- c. 1593, William Shakespeare, “The Tragedy of Richard the Third: […]”, in Mr. William Shakespeares Comedies, Histories, & Tragedies […] (First Folio), London: […] Isaac Iaggard, and Ed[ward] Blount, published 1623, OCLC 606515358, [Act IV, scene iii]:
- The tyrannous and bloody act is done,—
The most arch deed of piteous massacre
That ever yet this land was guilty of.
Dighton and Forrest, who I did suborn
To do this piece of ruthless butchery
- (rare) An abattoir, a slaughterhouse.
- 1899 On the third Friday Jimmie was dropped at the door of the school from the doctor's buggy. The other children, notably those who had already passed over the mountain of distress, looked at him with glee, seeing in him another lamb brought to butchery. — Stephen Crane, Making an Orator.
- 1901 There was good grass on the selection all the year. I’d picked up a small lot—about twenty head—of half-starved steers for next to nothing, and turned them on the run; they came on wonderfully, and my brother-in-law (Mary’s sister’s husband), who was running a butchery at Gulgong, gave me a good price for them. — Henry Lawson, A Double Buggy at Lahey Creek.
- The butchering of meat.
- 1922, James Frazer, “Chapter 52”, in The Golden Bough:
- This butchery begins in the first Japanese month. For this purpose they put the animal's head between two long poles, which are squeezed together by fifty or sixty people, both men and women. When the bear is dead they eat his flesh, keep the liver as a medicine
- A disastrous effort, an atrocious failure.
- This week’s impossible-to-pronounce word: Catania.
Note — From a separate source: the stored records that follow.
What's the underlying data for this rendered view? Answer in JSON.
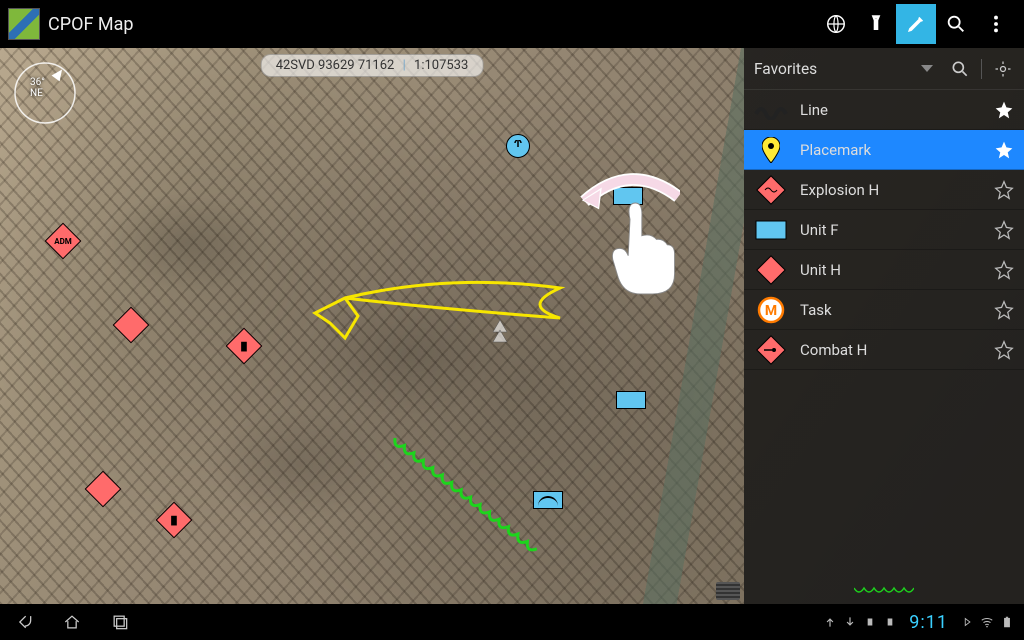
{
  "app_title": "CPOF Map",
  "compass": {
    "heading_deg": "36°",
    "heading_dir": "NE"
  },
  "coord": {
    "mgrs": "42SVD 93629 71162",
    "scale": "1:107533"
  },
  "topbar_tools": [
    {
      "id": "globe",
      "name": "globe-button"
    },
    {
      "id": "flashlight",
      "name": "flashlight-button"
    },
    {
      "id": "draw",
      "name": "draw-button",
      "selected": true
    },
    {
      "id": "search",
      "name": "search-button"
    },
    {
      "id": "overflow",
      "name": "overflow-button"
    }
  ],
  "sidebar": {
    "title": "Favorites",
    "items": [
      {
        "label": "Line",
        "icon": "line",
        "fav": true
      },
      {
        "label": "Placemark",
        "icon": "placemark",
        "fav": true,
        "selected": true
      },
      {
        "label": "Explosion H",
        "icon": "explosion-h",
        "fav": false
      },
      {
        "label": "Unit F",
        "icon": "unit-f",
        "fav": false
      },
      {
        "label": "Unit H",
        "icon": "unit-h",
        "fav": false
      },
      {
        "label": "Task",
        "icon": "task",
        "fav": false
      },
      {
        "label": "Combat H",
        "icon": "combat-h",
        "fav": false
      }
    ]
  },
  "statusbar": {
    "clock": "9:11"
  }
}
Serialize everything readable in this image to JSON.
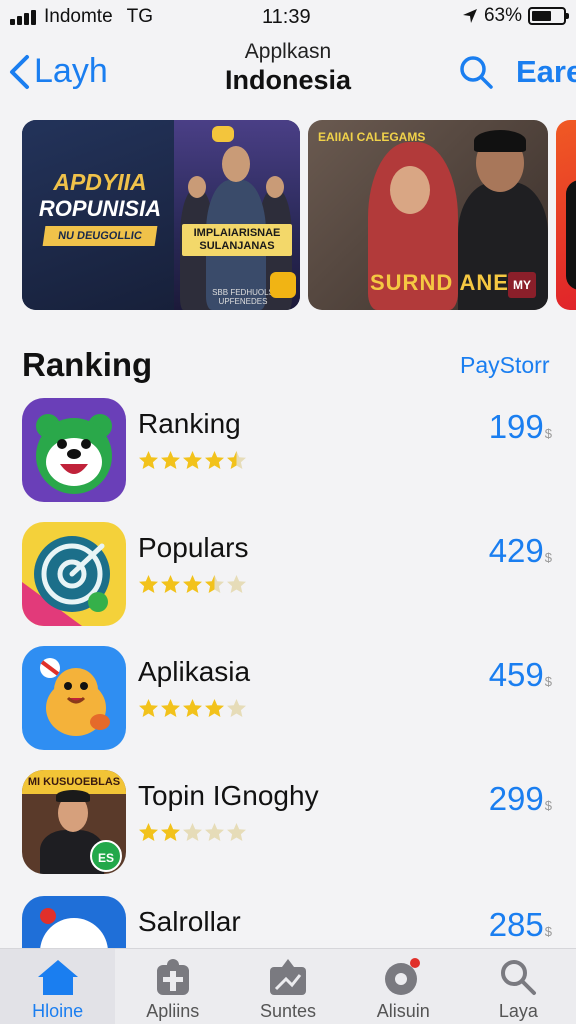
{
  "status_bar": {
    "carrier": "Indomte",
    "network": "TG",
    "time": "11:39",
    "battery": "63%",
    "battery_level": 0.63
  },
  "nav": {
    "back_label": "Layh",
    "title_top": "Applkasn",
    "title_main": "Indonesia",
    "right_label": "Eare"
  },
  "banners": [
    {
      "line1": "APDYIIA",
      "line2": "ROPUNISIA",
      "tag": "NU DEUGOLLIC",
      "sign": "IMPLAIARISNAE SULANJANAS",
      "sub": "SBB FEDHUOLS UPFENEDES"
    },
    {
      "header": "EAIIAI CALEGAMS",
      "title": "SURND ANEN",
      "logo": "MY"
    }
  ],
  "ranking": {
    "title": "Ranking",
    "see_all": "PayStorr",
    "items": [
      {
        "name": "Ranking",
        "price": "199",
        "currency": "$",
        "rating": 4.5,
        "icon": "bear-mascot-icon",
        "icon_bg": "#6a3fb8"
      },
      {
        "name": "Populars",
        "price": "429",
        "currency": "$",
        "rating": 3.5,
        "icon": "target-app-icon",
        "icon_bg": "#f4d13a"
      },
      {
        "name": "Aplikasia",
        "price": "459",
        "currency": "$",
        "rating": 4,
        "icon": "hamster-mascot-icon",
        "icon_bg": "#2f8ef2"
      },
      {
        "name": "Topin IGnoghy",
        "price": "299",
        "currency": "$",
        "rating": 2,
        "icon": "presenter-photo-icon",
        "icon_bg": "#5a3a2a"
      },
      {
        "name": "Salrollar",
        "price": "285",
        "currency": "$",
        "rating": 0,
        "icon": "ball-app-icon",
        "icon_bg": "#1f6fd8"
      }
    ],
    "icon1_text": "MI KUSUOEBLAS",
    "icon4_badge": "ES"
  },
  "tabs": [
    {
      "label": "Hloine",
      "icon": "home-icon",
      "active": true
    },
    {
      "label": "Apliins",
      "icon": "apps-icon",
      "active": false
    },
    {
      "label": "Suntes",
      "icon": "games-icon",
      "active": false
    },
    {
      "label": "Alisuin",
      "icon": "arcade-icon",
      "active": false
    },
    {
      "label": "Laya",
      "icon": "search-icon",
      "active": false
    }
  ],
  "colors": {
    "accent": "#1a7ef0",
    "star": "#f2c21b",
    "star_empty": "#e6dcb8"
  }
}
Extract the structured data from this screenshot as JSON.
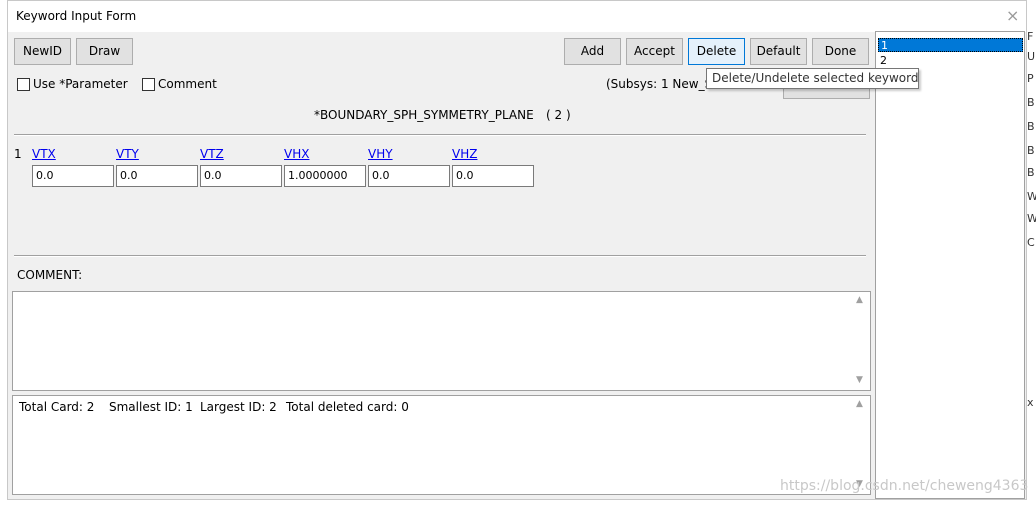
{
  "window": {
    "title": "Keyword Input Form",
    "close_glyph": "×"
  },
  "toolbar": {
    "newid": "NewID",
    "draw": "Draw",
    "add": "Add",
    "accept": "Accept",
    "delete": "Delete",
    "default": "Default",
    "done": "Done"
  },
  "options": {
    "use_parameter": "Use *Parameter",
    "comment": "Comment",
    "subsys": "(Subsys: 1 New_S"
  },
  "tooltip": "Delete/Undelete selected keyword",
  "keyword": {
    "name": "*BOUNDARY_SPH_SYMMETRY_PLANE",
    "count": "( 2 )"
  },
  "card": {
    "row_number": "1",
    "headers": [
      "VTX",
      "VTY",
      "VTZ",
      "VHX",
      "VHY",
      "VHZ"
    ],
    "values": [
      "0.0",
      "0.0",
      "0.0",
      "1.0000000",
      "0.0",
      "0.0"
    ]
  },
  "comment_label": "COMMENT:",
  "status": {
    "total_card": "Total Card: 2",
    "smallest_id": "Smallest ID: 1",
    "largest_id": "Largest ID: 2",
    "total_deleted": "Total deleted card:  0"
  },
  "id_list": [
    "1",
    "2"
  ],
  "watermark": "https://blog.csdn.net/cheweng4363",
  "colors": {
    "selection": "#0078d7",
    "link": "#0000ee",
    "window_bg": "#f0f0f0"
  }
}
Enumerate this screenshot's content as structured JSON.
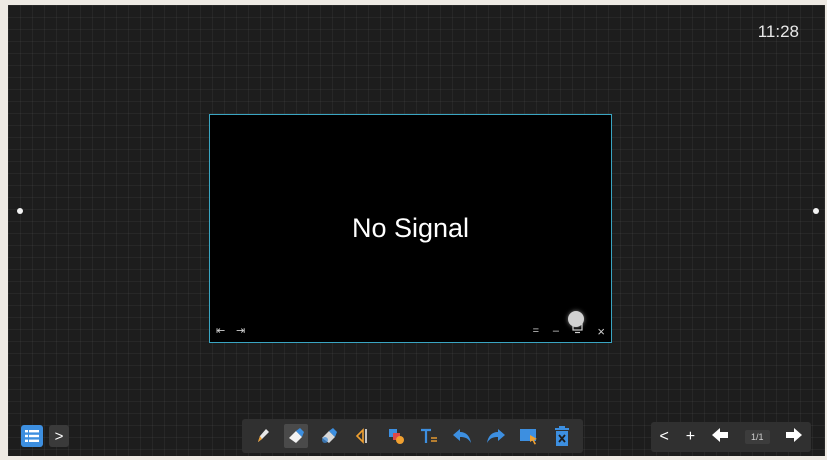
{
  "clock": "11:28",
  "window": {
    "message": "No Signal",
    "controls": {
      "prev": "⇤",
      "next": "⇥",
      "menu": "=",
      "minimize": "–",
      "close": "×"
    }
  },
  "left_panel": {
    "menu_icon": "list-icon",
    "expand": ">"
  },
  "toolbar": {
    "tools": [
      "pen-icon",
      "eraser-icon",
      "fill-eraser-icon",
      "mirror-shape-icon",
      "shapes-icon",
      "text-icon",
      "undo-icon",
      "redo-icon",
      "select-icon",
      "delete-icon"
    ],
    "active_tool": "eraser-icon",
    "accent": "#3d8fe0"
  },
  "pager": {
    "prev": "<",
    "add": "+",
    "page_count": "1/1"
  }
}
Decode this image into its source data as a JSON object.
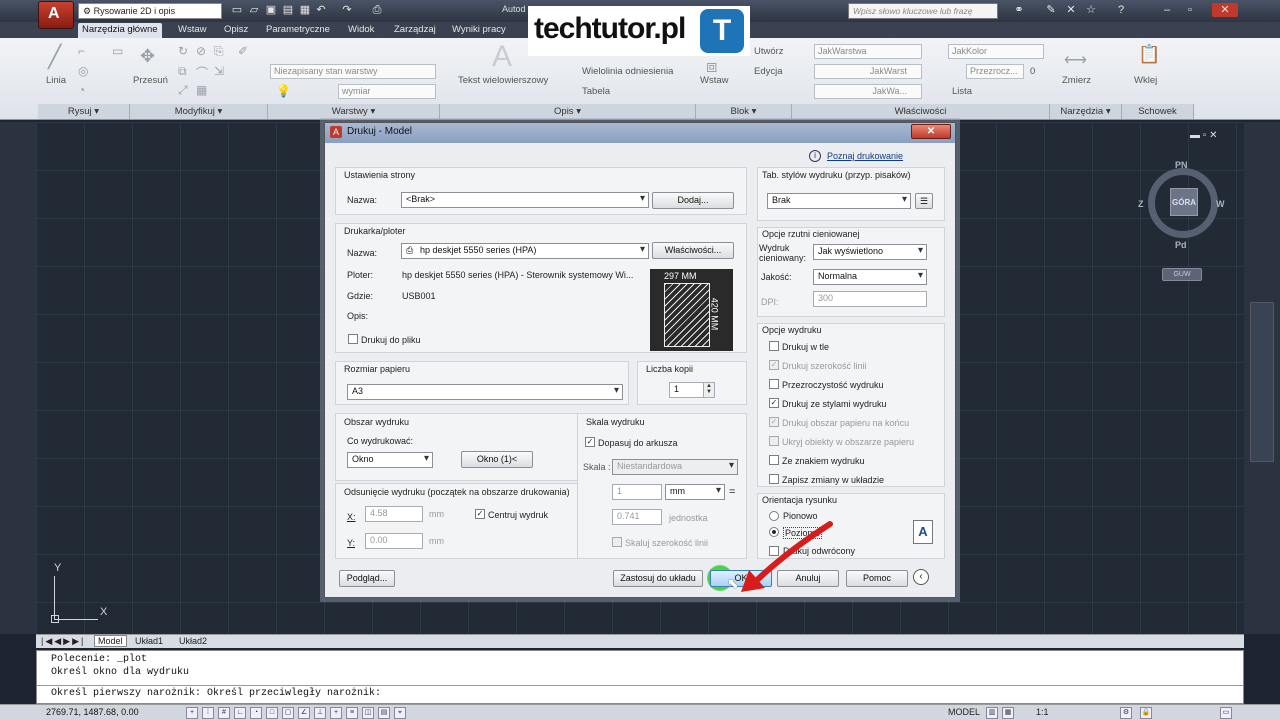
{
  "titlebar": {
    "workspace": "Rysowanie 2D i opis",
    "app_name": "Autod",
    "search_placeholder": "Wpisz słowo kluczowe lub frazę",
    "icons": [
      "new-icon",
      "open-icon",
      "save-icon",
      "saveas-icon",
      "print-icon",
      "undo-icon",
      "redo-icon",
      "plot-icon"
    ]
  },
  "ribbon_tabs": [
    "Narzędzia główne",
    "Wstaw",
    "Opisz",
    "Parametryczne",
    "Widok",
    "Zarządzaj",
    "Wyniki pracy"
  ],
  "ribbon": {
    "linia": "Linia",
    "przesun": "Przesuń",
    "tekst": "Tekst wielowierszowy",
    "wielolinia": "Wielolinia odniesienia",
    "tabela": "Tabela",
    "wstaw": "Wstaw",
    "utworz": "Utwórz",
    "edycja": "Edycja",
    "jakwarstwa": "JakWarstwa",
    "jakkolor": "JakKolor",
    "jakwarst": "JakWarst",
    "jakwa": "JakWa...",
    "przezrocz": "Przezrocz...",
    "przezrocz_val": "0",
    "lista": "Lista",
    "zmierz": "Zmierz",
    "wklej": "Wklej",
    "layer_state": "Niezapisany stan warstwy",
    "layer_name": "wymiar",
    "panels": [
      "Rysuj ▾",
      "Modyfikuj ▾",
      "Warstwy ▾",
      "Opis ▾",
      "Blok ▾",
      "Właściwości",
      "Narzędzia ▾",
      "Schowek"
    ]
  },
  "logo": {
    "text": "techtutor.pl",
    "badge": "T"
  },
  "viewcube": {
    "n": "PN",
    "s": "Pd",
    "e": "W",
    "w": "Z",
    "face": "GÓRA",
    "wcs": "GUW"
  },
  "layout_tabs": [
    "Model",
    "Układ1",
    "Układ2"
  ],
  "command": {
    "lines": [
      "Polecenie: _plot",
      "Określ okno dla wydruku",
      "Określ pierwszy narożnik: Określ przeciwległy narożnik:"
    ]
  },
  "status": {
    "coords": "2769.71, 1487.68, 0.00",
    "model": "MODEL",
    "scale": "1:1"
  },
  "dialog": {
    "title": "Drukuj - Model",
    "help_link": "Poznaj drukowanie",
    "page_setup": {
      "title": "Ustawienia strony",
      "name_label": "Nazwa:",
      "name_value": "<Brak>",
      "add_button": "Dodaj..."
    },
    "printer": {
      "title": "Drukarka/ploter",
      "name_label": "Nazwa:",
      "name_value": "hp deskjet 5550 series (HPA)",
      "properties_button": "Właściwości...",
      "plotter_label": "Ploter:",
      "plotter_value": "hp deskjet 5550 series (HPA) - Sterownik systemowy Wi...",
      "where_label": "Gdzie:",
      "where_value": "USB001",
      "desc_label": "Opis:",
      "to_file_label": "Drukuj do pliku",
      "preview_width": "297 MM",
      "preview_height": "420 MM"
    },
    "paper": {
      "title": "Rozmiar papieru",
      "value": "A3"
    },
    "copies": {
      "title": "Liczba kopii",
      "value": "1"
    },
    "area": {
      "title": "Obszar wydruku",
      "what_label": "Co wydrukować:",
      "what_value": "Okno",
      "window_button": "Okno (1)<"
    },
    "offset": {
      "title": "Odsunięcie wydruku (początek na obszarze drukowania)",
      "x_label": "X:",
      "x_value": "4.58",
      "y_label": "Y:",
      "y_value": "0.00",
      "unit": "mm",
      "center_label": "Centruj wydruk"
    },
    "scale": {
      "title": "Skala wydruku",
      "fit_label": "Dopasuj do arkusza",
      "scale_label": "Skala :",
      "scale_value": "Niestandardowa",
      "val1": "1",
      "unit1": "mm",
      "equals": "=",
      "val2": "0.741",
      "unit2": "jednostka",
      "lineweights_label": "Skaluj szerokość linii"
    },
    "style_table": {
      "title": "Tab. stylów wydruku (przyp. pisaków)",
      "value": "Brak"
    },
    "shaded": {
      "title": "Opcje rzutni cieniowanej",
      "shaded_label": "Wydruk cieniowany:",
      "shaded_value": "Jak wyświetlono",
      "quality_label": "Jakość:",
      "quality_value": "Normalna",
      "dpi_label": "DPI:",
      "dpi_value": "300"
    },
    "options": {
      "title": "Opcje wydruku",
      "items": [
        {
          "label": "Drukuj w tle",
          "checked": "",
          "disabled": false
        },
        {
          "label": "Drukuj szerokość linii",
          "checked": "✓",
          "disabled": true
        },
        {
          "label": "Przezroczystość wydruku",
          "checked": "",
          "disabled": false
        },
        {
          "label": "Drukuj ze stylami wydruku",
          "checked": "✓",
          "disabled": false
        },
        {
          "label": "Drukuj obszar papieru na końcu",
          "checked": "✓",
          "disabled": true
        },
        {
          "label": "Ukryj obiekty w obszarze papieru",
          "checked": "",
          "disabled": true
        },
        {
          "label": "Ze znakiem wydruku",
          "checked": "",
          "disabled": false
        },
        {
          "label": "Zapisz zmiany w układzie",
          "checked": "",
          "disabled": false
        }
      ]
    },
    "orientation": {
      "title": "Orientacja rysunku",
      "portrait": "Pionowo",
      "landscape": "Poziomo",
      "reverse": "Drukuj odwrócony",
      "icon_letter": "A"
    },
    "buttons": {
      "preview": "Podgląd...",
      "apply": "Zastosuj do układu",
      "ok": "OK",
      "cancel": "Anuluj",
      "help": "Pomoc"
    }
  }
}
Granted, it’s a little trickier than Palermo, but there was no excusing the verbal butchery that ensued. —blog.
- A meat market
cruel, ruthless killing of humans
abattoir — see abattoir
butchering of meat